After settling in at the volunteer’s home for a week or so, they formed a plan with her help. They had heard of an opportunity to play basketball in France, where they would also be provided with housing and food. Half of her Ukrainian basketball team would end up there.
Voiron, France is a small city between Lyon and Grenoble. There they bounced from place to place until an abandoned apartment was renovated enough to be livable.
“We were playing and surviving for six months,” she said. What she didn’t know was that a recruitment mechanism was in full swing on her behalf and she’d soon be considering a move to Wenatchee, when a WVC coach reached out.
“I had no connection to Wenatchee,” she said. “I barely knew anything about Washington State, but something felt good about it.”
It was all arranged. After a brief visit with her sister, who had just begun her professional basketball career in Italy, Wenatchee’s coach met her at the Seattle airport and drove her to her dorm. The following day she went to practice and met the team. Immediately, she was in a routine.
“Everyone was really supportive without being too pushy,” she said.
Because they knew her transition would be difficult, the Franz family was mentioned during her recruitment. Greg and Janet Franz heard about Hvichiani through the local grapevine and offered their help.
“They just made sure I’m okay here,” she said. “Which made it so nice and comforting before coming.”
She became a weekly visitor of theirs. When teammates left on holiday breaks, she stopped by the Franz’s, as a new family member.
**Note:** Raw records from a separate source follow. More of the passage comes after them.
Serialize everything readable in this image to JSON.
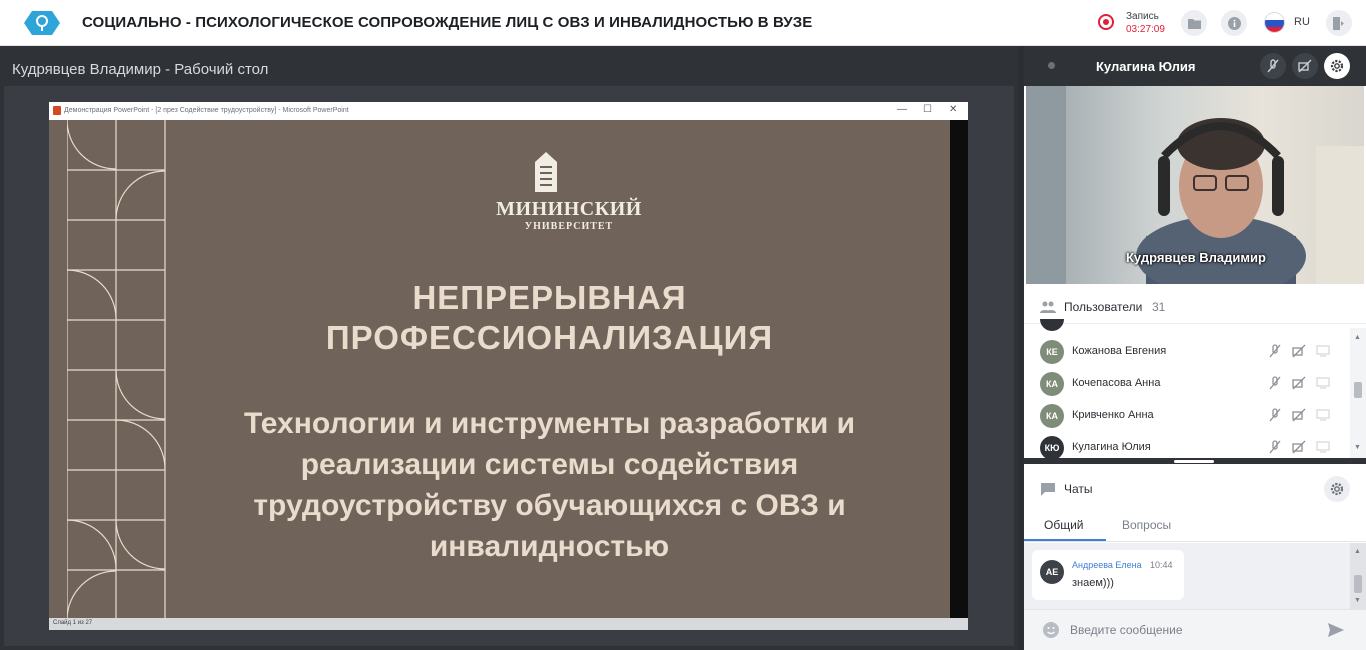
{
  "header": {
    "title": "СОЦИАЛЬНО - ПСИХОЛОГИЧЕСКОЕ СОПРОВОЖДЕНИЕ ЛИЦ С ОВЗ И ИНВАЛИДНОСТЬЮ В ВУЗЕ",
    "record_label": "Запись",
    "record_time": "03:27:09",
    "language": "RU",
    "colors": {
      "record": "#e0203a",
      "logo": "#2fa4d8"
    }
  },
  "desktop": {
    "title": "Кудрявцев Владимир - Рабочий стол",
    "ppt_window_title": "Демонстрация PowerPoint - [2 през Содействие трудоустройству] - Microsoft PowerPoint",
    "ppt_status": "Слайд 1 из 27"
  },
  "slide": {
    "university_name": "МИНИНСКИЙ",
    "university_sub": "УНИВЕРСИТЕТ",
    "heading": "НЕПРЕРЫВНАЯ ПРОФЕССИОНАЛИЗАЦИЯ",
    "subheading": "Технологии и инструменты разработки и реализации системы содействия трудоустройству обучающихся с ОВЗ и инвалидностью",
    "colors": {
      "background": "#706359",
      "text": "#e9dccd"
    }
  },
  "video": {
    "speaker_header": "Кулагина Юлия",
    "camera_name": "Кудрявцев Владимир"
  },
  "users": {
    "label": "Пользователи",
    "count": "31",
    "items": [
      {
        "initials": "КЕ",
        "name": "Кожанова Евгения",
        "color": "#7f8c7a"
      },
      {
        "initials": "КА",
        "name": "Кочепасова Анна",
        "color": "#7f8c7a"
      },
      {
        "initials": "КА",
        "name": "Кривченко Анна",
        "color": "#7f8c7a"
      },
      {
        "initials": "КЮ",
        "name": "Кулагина Юлия",
        "color": "#2f3338"
      }
    ]
  },
  "chats": {
    "label": "Чаты",
    "tabs": [
      "Общий",
      "Вопросы"
    ],
    "messages": [
      {
        "initials": "АЕ",
        "author": "Андреева Елена",
        "time": "10:44",
        "text": "знаем)))"
      }
    ],
    "input_placeholder": "Введите сообщение"
  }
}
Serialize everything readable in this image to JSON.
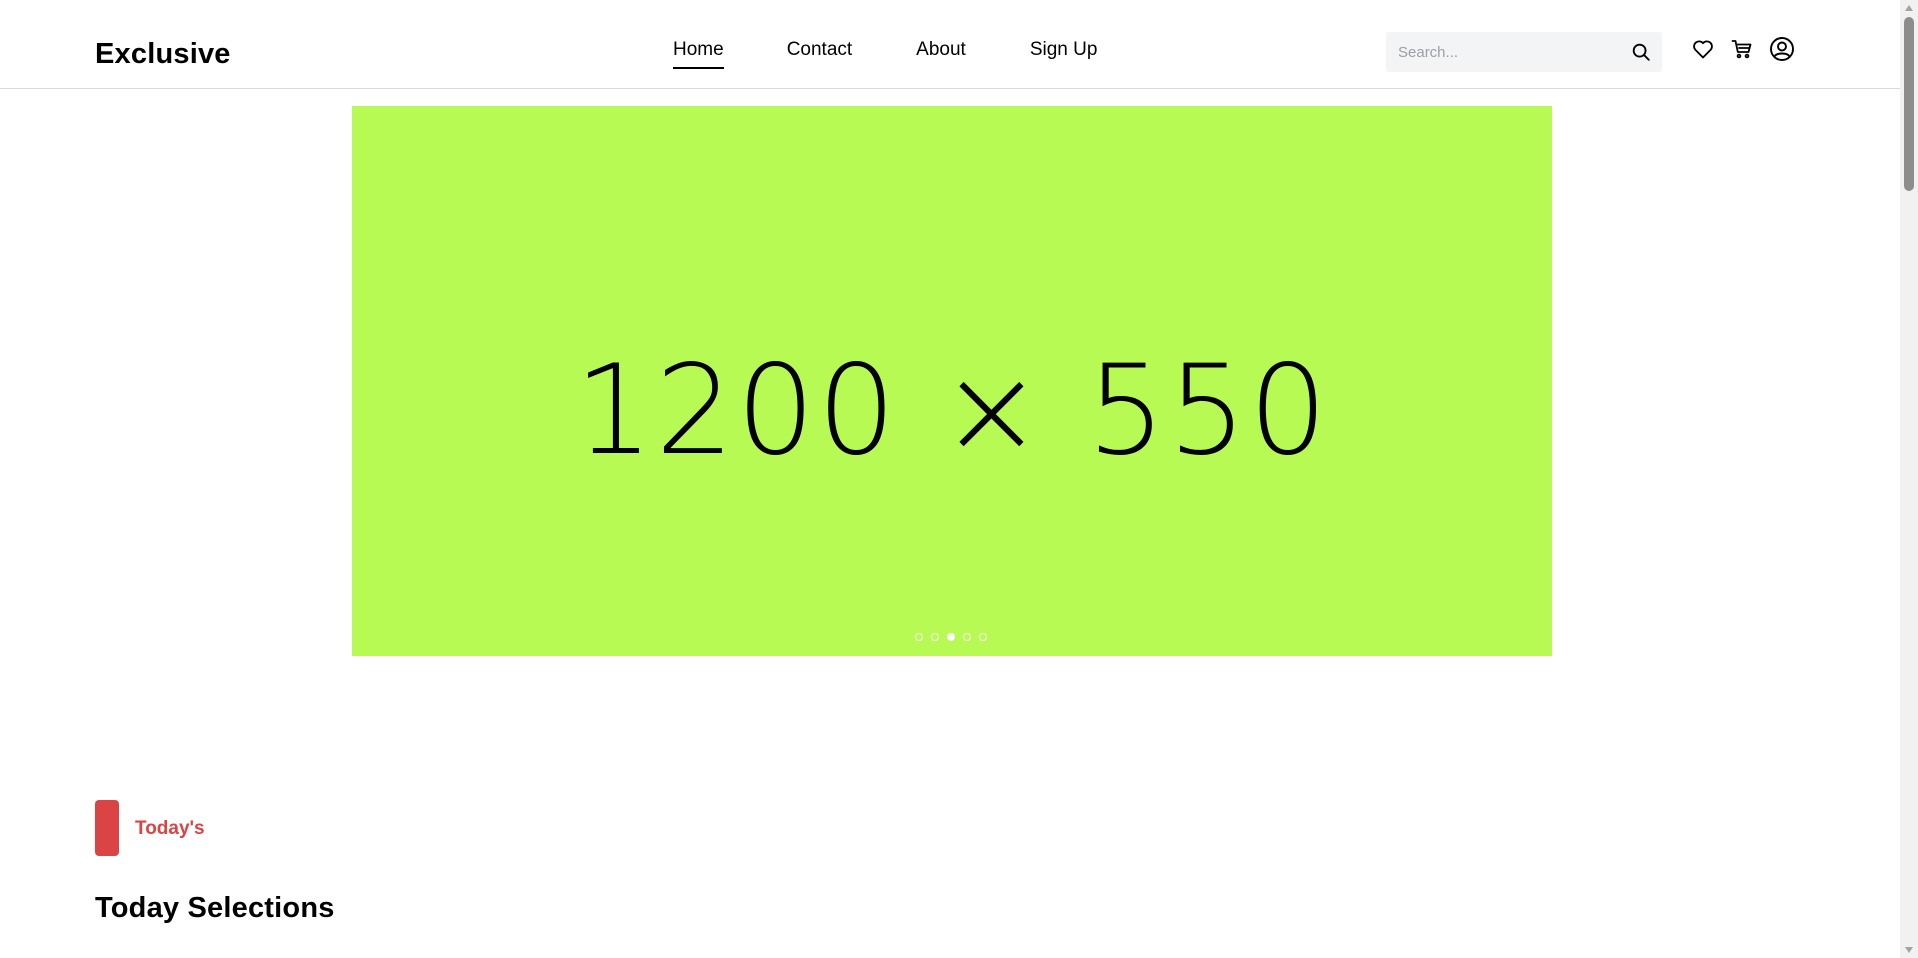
{
  "header": {
    "logo": "Exclusive",
    "nav": [
      {
        "label": "Home",
        "active": true
      },
      {
        "label": "Contact",
        "active": false
      },
      {
        "label": "About",
        "active": false
      },
      {
        "label": "Sign Up",
        "active": false
      }
    ],
    "search": {
      "placeholder": "Search...",
      "value": ""
    },
    "icons": [
      "heart-icon",
      "cart-icon",
      "user-icon",
      "search-icon"
    ]
  },
  "hero": {
    "placeholder_text": "1200 × 550",
    "background_color": "#b8fa54",
    "slide_count": 5,
    "active_slide_index": 2
  },
  "today_section": {
    "tag_label": "Today's",
    "title": "Today Selections",
    "accent_color": "#db4444"
  }
}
“They helped me a lot. They’re a really sweet family,” she said. “I’m so lucky.”
Even with all the help, it can still be a struggle. When Russia annexed the Crimean Peninsula in 2014, she never worried about her family’s safety. Things are different now.
“Now all of Ukraine is affected,” she said. “We have a good defense and receive a lot of foreign help. I think that’s the only reason we’re hanging in there.”
Just a month ago, an apartment block in her home city was struck by a missile killing dozens and wounding more. It was one of the worst civilian attacks since the start of the war.
“I had nightmares every day,” she said. “I’d think that a rocket will go into my house.”
Her family is doing relatively well. They live on the opposite side of the city from where the strike occurred but continue to volunteer around the city. However, the frequency with which the electricity is turned off makes living difficult, especially for her grandmother. Everything in her home runs on electricity.
With Friday bringing the war’s first anniversary, she has spent a year developing strategies to cope with the stress. One is simple. She stays in regular contact with her family, calling them once a week on a schedule timed between power outages.
Other strategies are more internal.
“I try to think about positive outcomes. That it will get better, we will win, and my family won’t get hurt,” she said.
But she doesn’t believe in blind positivity either, when she said, “I also try not to deny the things that are happening.”
Her next step could keep her in Wenatchee another year, but ideally, if a full basketball scholarship comes along, she’ll go anywhere.
“It’s hard to be an international student and pay for my own school,” she said. “Especially when my country is at war, and my parents are limited for work.”
Paperwork has prevented her from being able to earn money, but hopefully, that will be resolved soon. When she’s not playing basketball, in class, or studying, she volunteers on campus at the rec center or spends time at church. Staying busy, occupying her mind, has been another strategy.
“Basketball has always been a help,” she said. “It’s the first thing that takes my thoughts away.”
She envisions a future in business administration and sports management and returning home.
“A dream of mine is to build a school in Ukraine,” she said. One that is modeled after her North Carolina high school experience. “It was creative learning, and so fun.”
In a short period of time, she has left a noticeable effect on people. A lasting impression of positivity where people are quick to smile with only a brief mention of her name.
“That pretty much sums up Pasiko,” Greg Franz said. Franz helped host Hvichiani “She became a part of the family almost immediately. She has definitely brightened our world.”
Rand Stevens: (509) 664-7157